- [WORK REQUEST]: An unchanged copy of every record below, without pictures, is the goal.

- [Component data from apps and pages]:
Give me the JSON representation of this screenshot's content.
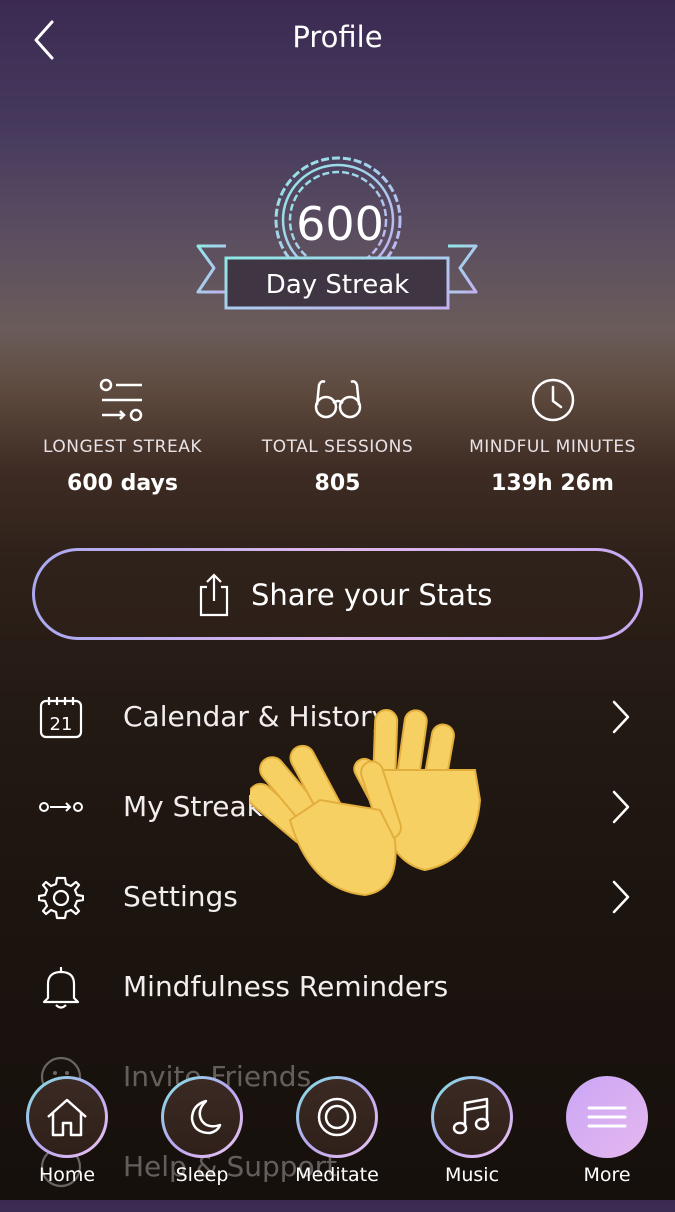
{
  "header": {
    "title": "Profile"
  },
  "badge": {
    "number": "600",
    "label": "Day Streak"
  },
  "stats": [
    {
      "label": "LONGEST STREAK",
      "value": "600 days",
      "icon": "streak-lines-icon"
    },
    {
      "label": "TOTAL SESSIONS",
      "value": "805",
      "icon": "glasses-icon"
    },
    {
      "label": "MINDFUL MINUTES",
      "value": "139h 26m",
      "icon": "clock-icon"
    }
  ],
  "share": {
    "label": "Share your Stats"
  },
  "calendar_day": "21",
  "menu": [
    {
      "label": "Calendar & History"
    },
    {
      "label": "My Streak"
    },
    {
      "label": "Settings"
    },
    {
      "label": "Mindfulness Reminders"
    },
    {
      "label": "Invite Friends"
    },
    {
      "label": "Help & Support"
    }
  ],
  "tabs": [
    {
      "label": "Home"
    },
    {
      "label": "Sleep"
    },
    {
      "label": "Meditate"
    },
    {
      "label": "Music"
    },
    {
      "label": "More"
    }
  ],
  "colors": {
    "accent_purple": "#c9a6f5",
    "accent_teal": "#7fe4e0",
    "emoji_yellow": "#f7d064"
  }
}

- [ANSWER TO THIS EXERCISE]:
Give me the JSON representation of this screenshot's content.
{
  "header": {
    "title": "Profile"
  },
  "badge": {
    "number": "600",
    "label": "Day Streak"
  },
  "stats": [
    {
      "label": "LONGEST STREAK",
      "value": "600 days",
      "icon": "streak-lines-icon"
    },
    {
      "label": "TOTAL SESSIONS",
      "value": "805",
      "icon": "glasses-icon"
    },
    {
      "label": "MINDFUL MINUTES",
      "value": "139h 26m",
      "icon": "clock-icon"
    }
  ],
  "share": {
    "label": "Share your Stats"
  },
  "calendar_day": "21",
  "menu": [
    {
      "label": "Calendar & History"
    },
    {
      "label": "My Streak"
    },
    {
      "label": "Settings"
    },
    {
      "label": "Mindfulness Reminders"
    },
    {
      "label": "Invite Friends"
    },
    {
      "label": "Help & Support"
    }
  ],
  "tabs": [
    {
      "label": "Home"
    },
    {
      "label": "Sleep"
    },
    {
      "label": "Meditate"
    },
    {
      "label": "Music"
    },
    {
      "label": "More"
    }
  ],
  "colors": {
    "accent_purple": "#c9a6f5",
    "accent_teal": "#7fe4e0",
    "emoji_yellow": "#f7d064"
  }
}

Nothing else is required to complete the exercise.